Carnegie Mellon University

Management Game MBA Capstone 

We train prospective managers to solve open-ended problems with talented people in creative ways.

The Management Game is an applied strategic management and general management experience in which teams of students operate computer simulated companies for three years, acting as the executive committee of a multinational manufacturing company. Through this simulated management exercise, students are equipped to solve open-ended problems in innovative ways.

The class takes place at the end of the curriculum and illustrates how to apply the tools acquired in other classes in a complex international business environment. The main focus of the learning is the unstructured nature of the problem. 

“The most valuable part of the Management Game was getting into the mindset that I will use in my full-time role. I had to dig into the data to find the best possible course of action and also communicate effectively with my teammates to align our individual parts to our larger strategy.”

Benjamin Strickhouser
Class of 2019

Ben Strickhouser

How Management Game Works

Teams of students compete against each other as they work to add value to their companies while learning about competitive dynamics, group management skills, cross-functional management, and team leadership skills.

The class is unique in that students are evaluated primarily by external professionals and by the results they deliver. What matters is not how hard they work but how effectively they work.

The project’s externally-focused exercises are relevant to team members’ career choices and include interactions with industry partners. Some examples include negotiating a labor agreement with union representatives or presenting marketing plans to marketing executives.

Female student in management game
Laptop open in management game
Male student presenting during management game

The opportunity to practice and receive feedback directly from corporate partners is both unique and valuable to the learning process. Each team reports to an external board of directors and must defend their plans and outcomes to advisors who evaluate their performance.

Alumni and friends of the Tepper School volunteer to serve on the board of directors, offering their expertise and experience. The board meetings occur three or four times throughout the capstone experience, serving as an interactive feedback session for the team.

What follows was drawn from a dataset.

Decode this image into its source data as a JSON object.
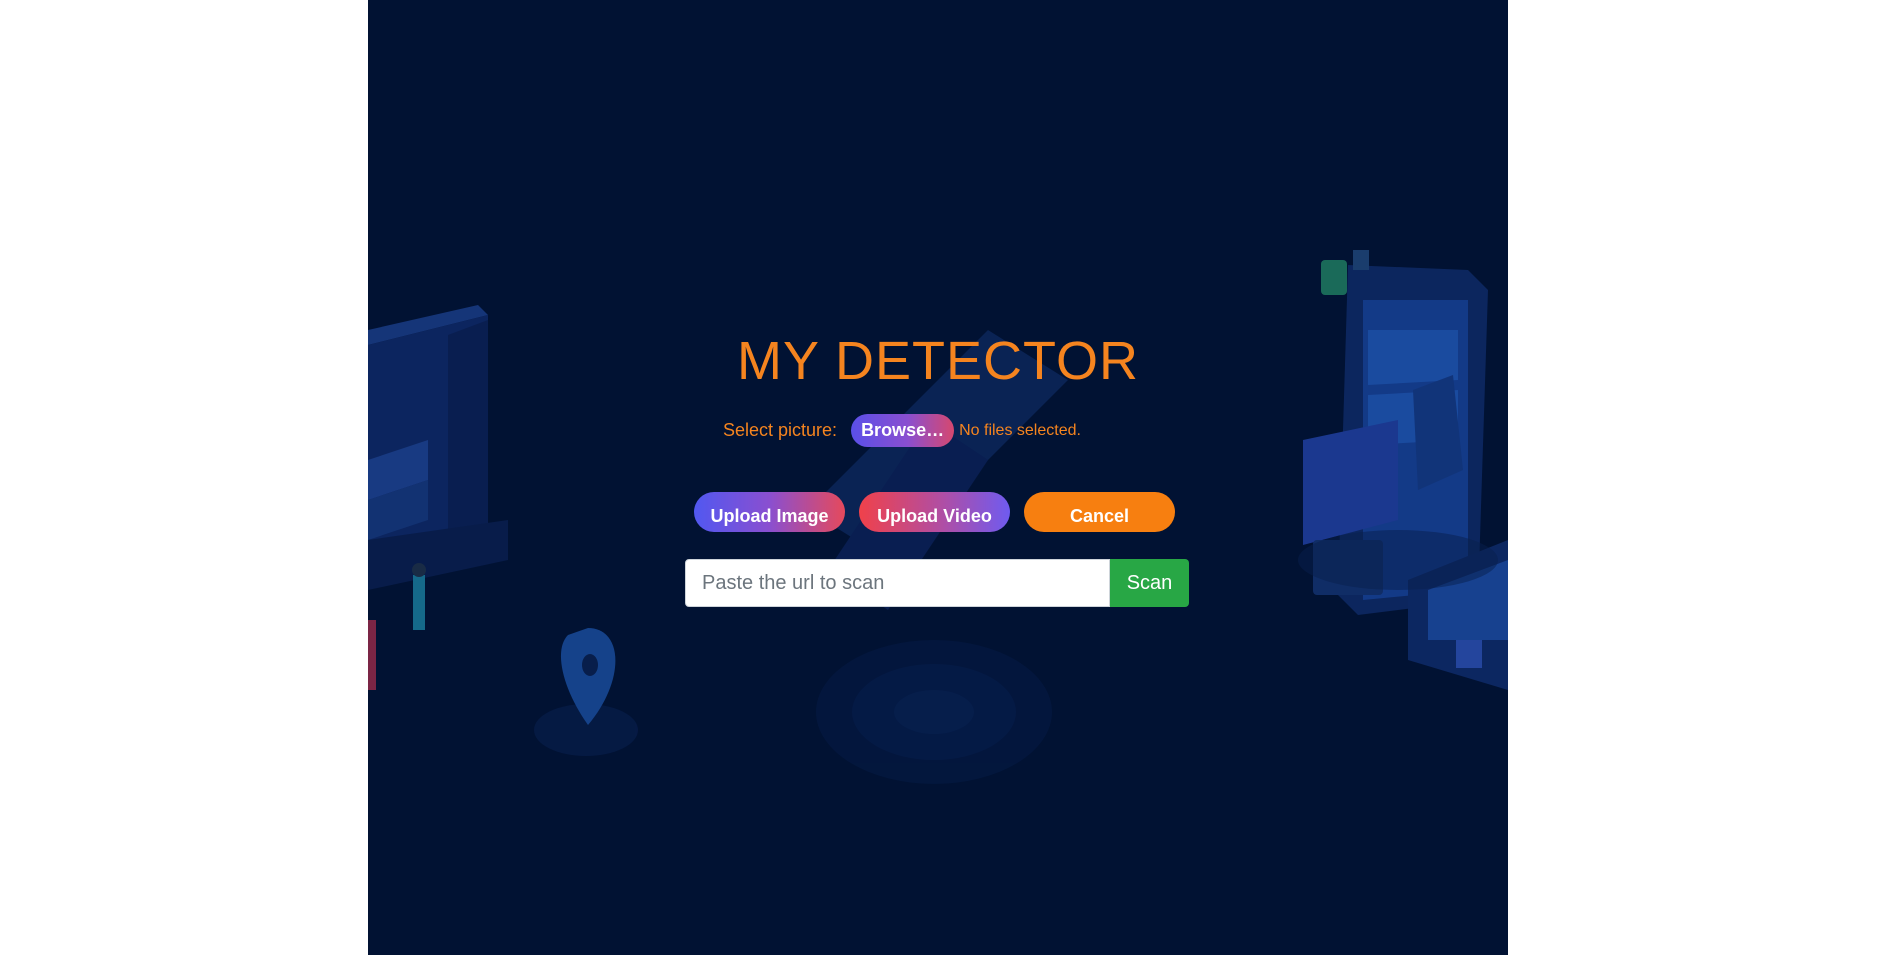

The external feedback and evaluation structure of the course makes the exercise sharply realistic. The highly unstructured nature of the class makes it invaluable for students preparing to enter the job market as skilled leaders.